[Stored items from a collection]
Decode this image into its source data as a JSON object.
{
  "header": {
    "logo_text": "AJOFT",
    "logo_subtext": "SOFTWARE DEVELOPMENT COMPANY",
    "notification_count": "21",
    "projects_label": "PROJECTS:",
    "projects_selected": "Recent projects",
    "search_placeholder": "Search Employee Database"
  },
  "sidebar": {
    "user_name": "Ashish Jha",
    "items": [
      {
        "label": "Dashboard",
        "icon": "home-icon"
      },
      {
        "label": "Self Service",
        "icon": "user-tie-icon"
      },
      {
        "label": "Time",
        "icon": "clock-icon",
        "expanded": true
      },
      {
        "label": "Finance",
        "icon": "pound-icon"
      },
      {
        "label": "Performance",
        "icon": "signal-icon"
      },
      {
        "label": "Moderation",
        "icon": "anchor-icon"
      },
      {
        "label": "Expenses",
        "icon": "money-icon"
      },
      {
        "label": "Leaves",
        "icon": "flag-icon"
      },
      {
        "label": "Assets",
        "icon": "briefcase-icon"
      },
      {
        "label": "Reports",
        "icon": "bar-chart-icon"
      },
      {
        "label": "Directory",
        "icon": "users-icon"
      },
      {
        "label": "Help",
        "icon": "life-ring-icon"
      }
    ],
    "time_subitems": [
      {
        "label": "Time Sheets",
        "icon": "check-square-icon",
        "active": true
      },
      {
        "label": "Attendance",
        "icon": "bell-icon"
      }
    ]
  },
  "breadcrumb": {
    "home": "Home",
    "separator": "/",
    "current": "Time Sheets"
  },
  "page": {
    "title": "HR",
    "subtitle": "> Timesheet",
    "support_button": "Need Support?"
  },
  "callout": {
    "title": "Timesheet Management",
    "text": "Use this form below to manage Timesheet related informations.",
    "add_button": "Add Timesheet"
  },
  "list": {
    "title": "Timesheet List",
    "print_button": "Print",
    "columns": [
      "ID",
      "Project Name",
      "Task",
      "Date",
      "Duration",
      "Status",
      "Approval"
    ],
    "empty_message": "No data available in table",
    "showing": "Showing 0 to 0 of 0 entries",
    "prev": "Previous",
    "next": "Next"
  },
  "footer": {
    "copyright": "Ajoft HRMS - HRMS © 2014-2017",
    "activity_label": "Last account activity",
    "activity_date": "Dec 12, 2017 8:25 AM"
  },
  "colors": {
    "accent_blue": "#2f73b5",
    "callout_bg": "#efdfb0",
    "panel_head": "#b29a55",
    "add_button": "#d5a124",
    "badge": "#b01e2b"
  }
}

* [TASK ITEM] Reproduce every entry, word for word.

* [RESPONSE AREA]
Decode this image into its source data as a JSON object.
{
  "header": {
    "logo_text": "AJOFT",
    "logo_subtext": "SOFTWARE DEVELOPMENT COMPANY",
    "notification_count": "21",
    "projects_label": "PROJECTS:",
    "projects_selected": "Recent projects",
    "search_placeholder": "Search Employee Database"
  },
  "sidebar": {
    "user_name": "Ashish Jha",
    "items": [
      {
        "label": "Dashboard",
        "icon": "home-icon"
      },
      {
        "label": "Self Service",
        "icon": "user-tie-icon"
      },
      {
        "label": "Time",
        "icon": "clock-icon",
        "expanded": true
      },
      {
        "label": "Finance",
        "icon": "pound-icon"
      },
      {
        "label": "Performance",
        "icon": "signal-icon"
      },
      {
        "label": "Moderation",
        "icon": "anchor-icon"
      },
      {
        "label": "Expenses",
        "icon": "money-icon"
      },
      {
        "label": "Leaves",
        "icon": "flag-icon"
      },
      {
        "label": "Assets",
        "icon": "briefcase-icon"
      },
      {
        "label": "Reports",
        "icon": "bar-chart-icon"
      },
      {
        "label": "Directory",
        "icon": "users-icon"
      },
      {
        "label": "Help",
        "icon": "life-ring-icon"
      }
    ],
    "time_subitems": [
      {
        "label": "Time Sheets",
        "icon": "check-square-icon",
        "active": true
      },
      {
        "label": "Attendance",
        "icon": "bell-icon"
      }
    ]
  },
  "breadcrumb": {
    "home": "Home",
    "separator": "/",
    "current": "Time Sheets"
  },
  "page": {
    "title": "HR",
    "subtitle": "> Timesheet",
    "support_button": "Need Support?"
  },
  "callout": {
    "title": "Timesheet Management",
    "text": "Use this form below to manage Timesheet related informations.",
    "add_button": "Add Timesheet"
  },
  "list": {
    "title": "Timesheet List",
    "print_button": "Print",
    "columns": [
      "ID",
      "Project Name",
      "Task",
      "Date",
      "Duration",
      "Status",
      "Approval"
    ],
    "empty_message": "No data available in table",
    "showing": "Showing 0 to 0 of 0 entries",
    "prev": "Previous",
    "next": "Next"
  },
  "footer": {
    "copyright": "Ajoft HRMS - HRMS © 2014-2017",
    "activity_label": "Last account activity",
    "activity_date": "Dec 12, 2017 8:25 AM"
  },
  "colors": {
    "accent_blue": "#2f73b5",
    "callout_bg": "#efdfb0",
    "panel_head": "#b29a55",
    "add_button": "#d5a124",
    "badge": "#b01e2b"
  }
}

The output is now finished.